By the time the sun rose on Friday, December 19th, the Homestead Miami race track had been taken over by robots. Some hung from racks, their humanoid feet dangling above the ground as roboticists wheeled them out of garages. One robot resembled a gorilla, while another looked like a spider; yet another could have been mistaken for a designer coffee table. Teams of engineers from MIT, Google, Lockheed Martin, and other institutions and companies replaced parts, ran last-minute tests, and ate junk food. Spare heads and arms were everywhere.

It was the start of the Robotics Challenge Trials, a competition put on by the Defense Advanced Research Projects Agency (DARPA), the branch of the US Department of Defense dedicated to high risk, high reward technology projects. Over a period of two days, the machines would attempt a series of eight tasks including opening doors, clearing a pile of rubble, and driving a car.

The eight robots that scored highest in the trials would go on to the finals next year, where they will compete for a $2 million grand prize. And one day, DARPA says, these robots will be defusing roadside bombs, surveilling dangerous areas, and assisting after disasters like the Fukushima nuclear meltdown.

Mark Gubrud, a former nanophysicist and frumpy professor sort, fit right in with the geeky crowd.

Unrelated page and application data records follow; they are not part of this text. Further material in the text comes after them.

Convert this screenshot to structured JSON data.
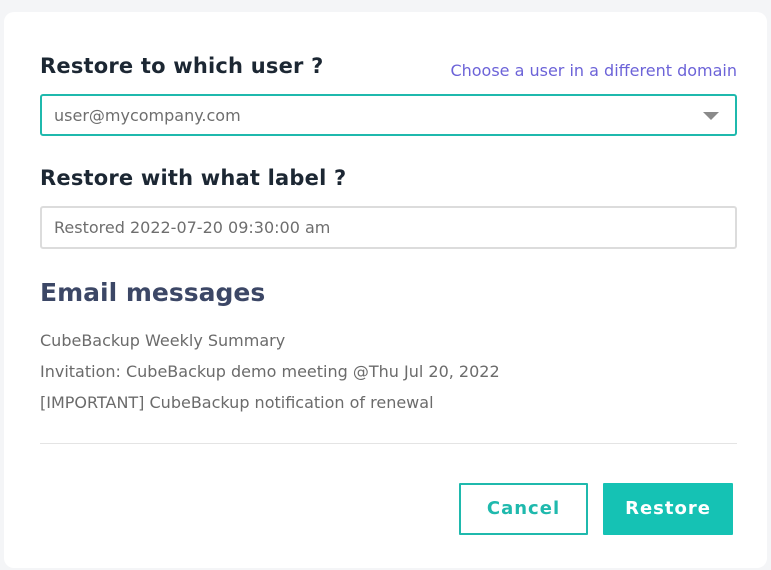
{
  "dialog": {
    "user_section": {
      "title": "Restore to which user ?",
      "link_text": "Choose a user in a different domain",
      "selected_user": "user@mycompany.com"
    },
    "label_section": {
      "title": "Restore with what label ?",
      "label_value": "Restored 2022-07-20 09:30:00 am"
    },
    "email_section": {
      "title": "Email messages",
      "messages": [
        "CubeBackup Weekly Summary",
        "Invitation: CubeBackup demo meeting @Thu Jul 20, 2022",
        "[IMPORTANT] CubeBackup notification of renewal"
      ]
    },
    "buttons": {
      "cancel": "Cancel",
      "restore": "Restore"
    }
  },
  "colors": {
    "accent": "#1fb9ad",
    "primary_button": "#15c2b4",
    "link": "#6c63d8",
    "heading": "#1c2733",
    "email_heading": "#3c4766"
  },
  "icons": {
    "dropdown": "chevron-down-icon"
  }
}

But unlike other spectators, Gubrud wasn’t there to cheer the robots on. He was there to warn people.

“DARPA’s trying to put a face on it, saying ‘this isn’t about killer robots or killer soldiers, this is about disaster response,’ but everybody knows what the real interest is,” he says. “If you could have robots go into urban combat situations instead of humans, then your soldiers wouldn’t get killed. That’s the dream. That’s ultimately why DARPA is funding this stuff.”